**ASSIGNED TASK**: The response must contain every record, repeated exactly.

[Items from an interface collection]
------------------------------

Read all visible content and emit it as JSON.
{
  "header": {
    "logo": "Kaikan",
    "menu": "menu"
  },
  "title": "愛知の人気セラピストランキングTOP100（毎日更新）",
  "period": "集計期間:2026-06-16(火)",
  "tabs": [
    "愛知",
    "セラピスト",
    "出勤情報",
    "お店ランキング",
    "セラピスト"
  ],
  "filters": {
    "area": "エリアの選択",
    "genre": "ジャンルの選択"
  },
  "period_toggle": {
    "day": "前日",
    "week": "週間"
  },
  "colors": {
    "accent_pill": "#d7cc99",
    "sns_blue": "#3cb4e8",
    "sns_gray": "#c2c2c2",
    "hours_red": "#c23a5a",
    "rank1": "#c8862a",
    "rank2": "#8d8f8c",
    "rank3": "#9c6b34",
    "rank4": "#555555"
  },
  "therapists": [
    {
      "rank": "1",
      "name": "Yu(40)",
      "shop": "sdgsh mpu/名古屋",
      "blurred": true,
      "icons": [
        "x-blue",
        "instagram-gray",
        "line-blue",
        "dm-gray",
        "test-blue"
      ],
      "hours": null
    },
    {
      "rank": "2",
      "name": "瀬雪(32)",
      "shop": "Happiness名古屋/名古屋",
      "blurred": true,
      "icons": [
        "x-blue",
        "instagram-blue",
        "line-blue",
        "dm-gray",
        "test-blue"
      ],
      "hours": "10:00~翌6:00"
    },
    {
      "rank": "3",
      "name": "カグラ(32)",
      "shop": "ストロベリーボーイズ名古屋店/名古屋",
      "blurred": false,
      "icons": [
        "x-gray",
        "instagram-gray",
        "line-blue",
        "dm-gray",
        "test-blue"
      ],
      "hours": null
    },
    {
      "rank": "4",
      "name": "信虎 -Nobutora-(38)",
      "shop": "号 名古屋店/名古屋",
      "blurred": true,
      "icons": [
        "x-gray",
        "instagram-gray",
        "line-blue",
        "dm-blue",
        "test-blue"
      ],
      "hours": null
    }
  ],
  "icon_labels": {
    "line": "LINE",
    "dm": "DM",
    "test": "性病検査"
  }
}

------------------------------

**REPLY**:
Read all visible content and emit it as JSON.
{
  "header": {
    "logo": "Kaikan",
    "menu": "menu"
  },
  "title": "愛知の人気セラピストランキングTOP100（毎日更新）",
  "period": "集計期間:2026-06-16(火)",
  "tabs": [
    "愛知",
    "セラピスト",
    "出勤情報",
    "お店ランキング",
    "セラピスト"
  ],
  "filters": {
    "area": "エリアの選択",
    "genre": "ジャンルの選択"
  },
  "period_toggle": {
    "day": "前日",
    "week": "週間"
  },
  "colors": {
    "accent_pill": "#d7cc99",
    "sns_blue": "#3cb4e8",
    "sns_gray": "#c2c2c2",
    "hours_red": "#c23a5a",
    "rank1": "#c8862a",
    "rank2": "#8d8f8c",
    "rank3": "#9c6b34",
    "rank4": "#555555"
  },
  "therapists": [
    {
      "rank": "1",
      "name": "Yu(40)",
      "shop": "sdgsh mpu/名古屋",
      "blurred": true,
      "icons": [
        "x-blue",
        "instagram-gray",
        "line-blue",
        "dm-gray",
        "test-blue"
      ],
      "hours": null
    },
    {
      "rank": "2",
      "name": "瀬雪(32)",
      "shop": "Happiness名古屋/名古屋",
      "blurred": true,
      "icons": [
        "x-blue",
        "instagram-blue",
        "line-blue",
        "dm-gray",
        "test-blue"
      ],
      "hours": "10:00~翌6:00"
    },
    {
      "rank": "3",
      "name": "カグラ(32)",
      "shop": "ストロベリーボーイズ名古屋店/名古屋",
      "blurred": false,
      "icons": [
        "x-gray",
        "instagram-gray",
        "line-blue",
        "dm-gray",
        "test-blue"
      ],
      "hours": null
    },
    {
      "rank": "4",
      "name": "信虎 -Nobutora-(38)",
      "shop": "号 名古屋店/名古屋",
      "blurred": true,
      "icons": [
        "x-gray",
        "instagram-gray",
        "line-blue",
        "dm-blue",
        "test-blue"
      ],
      "hours": null
    }
  ],
  "icon_labels": {
    "line": "LINE",
    "dm": "DM",
    "test": "性病検査"
  }
}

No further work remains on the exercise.